For the second part of my tribute to the incredible literary awesomeness of A.W. Tozer and Frederick William Faber I’d like to post a few more bits from “Knowledge of the Holy”. I spent several hours every Wednesday this past semester discussing this book with some awesome guys. Here were some of our favorite portions.
From Chapter 1 “Why we must think rightly about God”
What comes into our minds when we think about God is the most important thing about us.
A right conception of God is basic not only to systematic theology but to practical Christian living as well.
I believe there is scarcely an error in doctrine or a failure in applying Christian ethics that cannot be traced finally to imperfect and ignoble thoughts about God.
All the problems of heaven and earth, though they were to confront us together and at once, would be nothing compared with the overwhelming problem of God: That He is; what He is like; and what we as moral beings must do about Him.

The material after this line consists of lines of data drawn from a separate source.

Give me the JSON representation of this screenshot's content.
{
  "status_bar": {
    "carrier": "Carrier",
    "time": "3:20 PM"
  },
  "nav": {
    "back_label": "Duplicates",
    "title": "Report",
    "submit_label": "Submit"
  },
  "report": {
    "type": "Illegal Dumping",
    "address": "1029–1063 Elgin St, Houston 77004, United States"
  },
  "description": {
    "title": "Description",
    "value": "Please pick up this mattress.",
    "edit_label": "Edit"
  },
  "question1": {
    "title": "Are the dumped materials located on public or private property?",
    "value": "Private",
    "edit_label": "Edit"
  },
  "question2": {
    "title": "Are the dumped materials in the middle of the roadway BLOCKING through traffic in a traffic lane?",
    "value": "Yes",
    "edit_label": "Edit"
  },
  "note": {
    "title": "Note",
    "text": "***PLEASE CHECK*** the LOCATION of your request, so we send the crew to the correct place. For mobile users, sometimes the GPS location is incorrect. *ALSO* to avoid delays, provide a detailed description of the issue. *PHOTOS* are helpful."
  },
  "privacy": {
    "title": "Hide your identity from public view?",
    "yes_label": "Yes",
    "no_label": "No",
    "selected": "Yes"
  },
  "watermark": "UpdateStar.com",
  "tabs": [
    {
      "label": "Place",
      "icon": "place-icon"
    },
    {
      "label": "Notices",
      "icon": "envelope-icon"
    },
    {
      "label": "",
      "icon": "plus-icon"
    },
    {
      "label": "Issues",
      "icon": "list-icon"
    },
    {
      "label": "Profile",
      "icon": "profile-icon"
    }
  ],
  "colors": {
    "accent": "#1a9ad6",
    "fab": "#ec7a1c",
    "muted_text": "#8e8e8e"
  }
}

Low views of God destroy the gospel for all who hold them.
Among the sins to which the human heart is prone, hardly any other is more hateful to God than idolatry, for idolatry is at bottom is a libel on His character.
The essence of idolatry is the entertainment of thoughts about God that are unworthy of Him.
The idolater simply imagines things about God and acts as if they were true.
So necessary to the Church is a lofty concept of God that when that concept in any measure declines, the Church with her worship and her moral standards declines along with it.
The heaviest obligation lying upon the Christian Church today is to purify and elevate her concept of God until it is once more worthy of Him–and of her.
We do the greatest service to the next generation of Christians by passing on to them undimmed and undiminished that noble concept of God which we received from our Hebrew and Christian fathers of generations past.
O God of Bethel, by whose hand
Thy people still are fed;
Who through this weary pilgrimage
Hast all our fathers led!
Our vows, our prayers we now present
Before Thy throne of grace
God of our fathers! be the God
Of their succeeding race.
— Philip Doddridge